# Action item
Your task is to repeat the data exactly, every line of it.

(Entries taken from a collection)
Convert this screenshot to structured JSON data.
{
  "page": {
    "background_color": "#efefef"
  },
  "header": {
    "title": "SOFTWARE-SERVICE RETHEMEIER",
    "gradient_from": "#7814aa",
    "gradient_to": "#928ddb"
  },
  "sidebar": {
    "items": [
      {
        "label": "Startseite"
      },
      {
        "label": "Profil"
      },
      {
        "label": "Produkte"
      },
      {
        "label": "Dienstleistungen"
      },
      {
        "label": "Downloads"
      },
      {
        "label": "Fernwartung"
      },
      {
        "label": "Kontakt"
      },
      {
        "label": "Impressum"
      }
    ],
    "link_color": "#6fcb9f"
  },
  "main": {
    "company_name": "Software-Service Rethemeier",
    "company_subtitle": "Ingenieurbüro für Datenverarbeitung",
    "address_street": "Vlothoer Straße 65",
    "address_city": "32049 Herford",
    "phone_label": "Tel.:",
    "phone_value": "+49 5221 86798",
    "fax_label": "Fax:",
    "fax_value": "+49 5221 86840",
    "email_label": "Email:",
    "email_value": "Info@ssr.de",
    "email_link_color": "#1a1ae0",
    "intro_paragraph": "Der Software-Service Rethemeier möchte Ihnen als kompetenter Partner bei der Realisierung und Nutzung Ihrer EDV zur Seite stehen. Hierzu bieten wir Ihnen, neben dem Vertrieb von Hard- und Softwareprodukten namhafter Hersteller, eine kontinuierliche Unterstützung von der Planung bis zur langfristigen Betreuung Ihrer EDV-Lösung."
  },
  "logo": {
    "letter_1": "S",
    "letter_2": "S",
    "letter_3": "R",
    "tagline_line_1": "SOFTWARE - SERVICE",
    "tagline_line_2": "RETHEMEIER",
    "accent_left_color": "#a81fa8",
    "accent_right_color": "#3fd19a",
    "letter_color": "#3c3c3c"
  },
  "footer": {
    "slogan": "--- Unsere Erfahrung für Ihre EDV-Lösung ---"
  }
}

# Finished task
Convert this screenshot to structured JSON data.
{
  "page": {
    "background_color": "#efefef"
  },
  "header": {
    "title": "SOFTWARE-SERVICE RETHEMEIER",
    "gradient_from": "#7814aa",
    "gradient_to": "#928ddb"
  },
  "sidebar": {
    "items": [
      {
        "label": "Startseite"
      },
      {
        "label": "Profil"
      },
      {
        "label": "Produkte"
      },
      {
        "label": "Dienstleistungen"
      },
      {
        "label": "Downloads"
      },
      {
        "label": "Fernwartung"
      },
      {
        "label": "Kontakt"
      },
      {
        "label": "Impressum"
      }
    ],
    "link_color": "#6fcb9f"
  },
  "main": {
    "company_name": "Software-Service Rethemeier",
    "company_subtitle": "Ingenieurbüro für Datenverarbeitung",
    "address_street": "Vlothoer Straße 65",
    "address_city": "32049 Herford",
    "phone_label": "Tel.:",
    "phone_value": "+49 5221 86798",
    "fax_label": "Fax:",
    "fax_value": "+49 5221 86840",
    "email_label": "Email:",
    "email_value": "Info@ssr.de",
    "email_link_color": "#1a1ae0",
    "intro_paragraph": "Der Software-Service Rethemeier möchte Ihnen als kompetenter Partner bei der Realisierung und Nutzung Ihrer EDV zur Seite stehen. Hierzu bieten wir Ihnen, neben dem Vertrieb von Hard- und Softwareprodukten namhafter Hersteller, eine kontinuierliche Unterstützung von der Planung bis zur langfristigen Betreuung Ihrer EDV-Lösung."
  },
  "logo": {
    "letter_1": "S",
    "letter_2": "S",
    "letter_3": "R",
    "tagline_line_1": "SOFTWARE - SERVICE",
    "tagline_line_2": "RETHEMEIER",
    "accent_left_color": "#a81fa8",
    "accent_right_color": "#3fd19a",
    "letter_color": "#3c3c3c"
  },
  "footer": {
    "slogan": "--- Unsere Erfahrung für Ihre EDV-Lösung ---"
  }
}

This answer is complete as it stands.